Kristna M. Lybecker, Ph.D., Associate Professor of Economics and Business at Colorado College, 14 E. Cache la Poudre Street, Colorado Springs, Colorado 80903, This email address is being protected from spambots. You need JavaScript enabled to view it..


Innovation is an inherently risky and uncertain process. Many of the broader challenges to innovation, in general, are both mirrored and exaggerated in clean technology innovation. The development of environmental technologies is further complicated by the public goods nature of knowledge, environmental externalities, and uncertainty. This study on clean technology focuses on recent work on the role of uncertainty, the participation of emerging and developing nations, the controversy surrounding intellectual property rights, and the variety of market actors and strategies in place. The paper also considers the policy instruments that are available, the cost, benefits, and consequences of their use. As scholars continue to analyze when, where, why and how clean technology innovations are developed and adopted, it is essential that government policymakers aim to reduce uncertainty and risk, incentivize innovation with effective intellectual property rights, and foster transparency in the market. This continues to be a field of increasing future importance, and a rich area for continued academic study and analysis. Consumers, government policymakers and innovators would all benefit from a greater understanding of the process of technological change in the development, diffusion, and financing of clean technologies.

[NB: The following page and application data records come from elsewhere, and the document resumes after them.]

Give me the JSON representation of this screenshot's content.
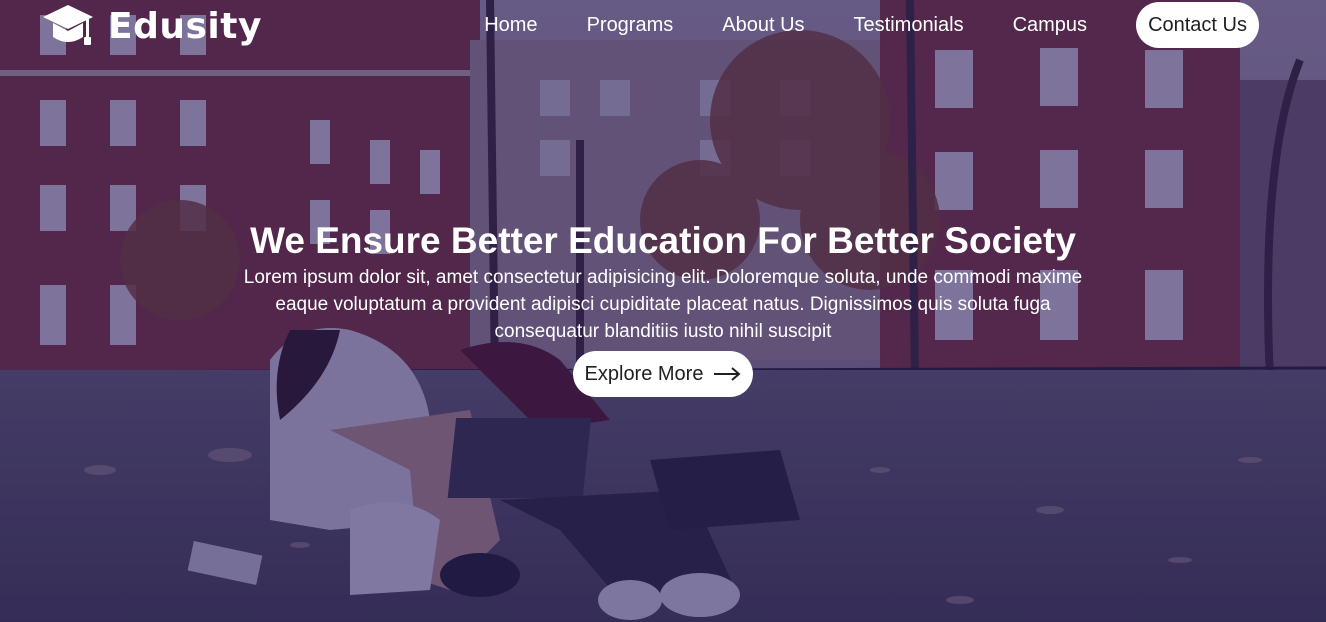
{
  "brand": {
    "name": "Edusity",
    "icon": "graduation-cap-icon"
  },
  "nav": {
    "items": [
      "Home",
      "Programs",
      "About Us",
      "Testimonials",
      "Campus"
    ],
    "contact_label": "Contact Us"
  },
  "hero": {
    "title": "We Ensure Better Education For Better Society",
    "description": "Lorem ipsum dolor sit, amet consectetur adipisicing elit. Doloremque soluta, unde commodi maxime eaque voluptatum a provident adipisci cupiditate placeat natus. Dignissimos quis soluta fuga consequatur blanditiis iusto nihil suscipit",
    "button_label": "Explore More",
    "button_icon": "arrow-right-icon"
  },
  "colors": {
    "overlay": "#24185c",
    "button_bg": "#ffffff",
    "button_text": "#212121",
    "text": "#ffffff"
  }
}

Keywords: clean technology, environmental innovation, innovation policy, barriers to innovation, developing countries.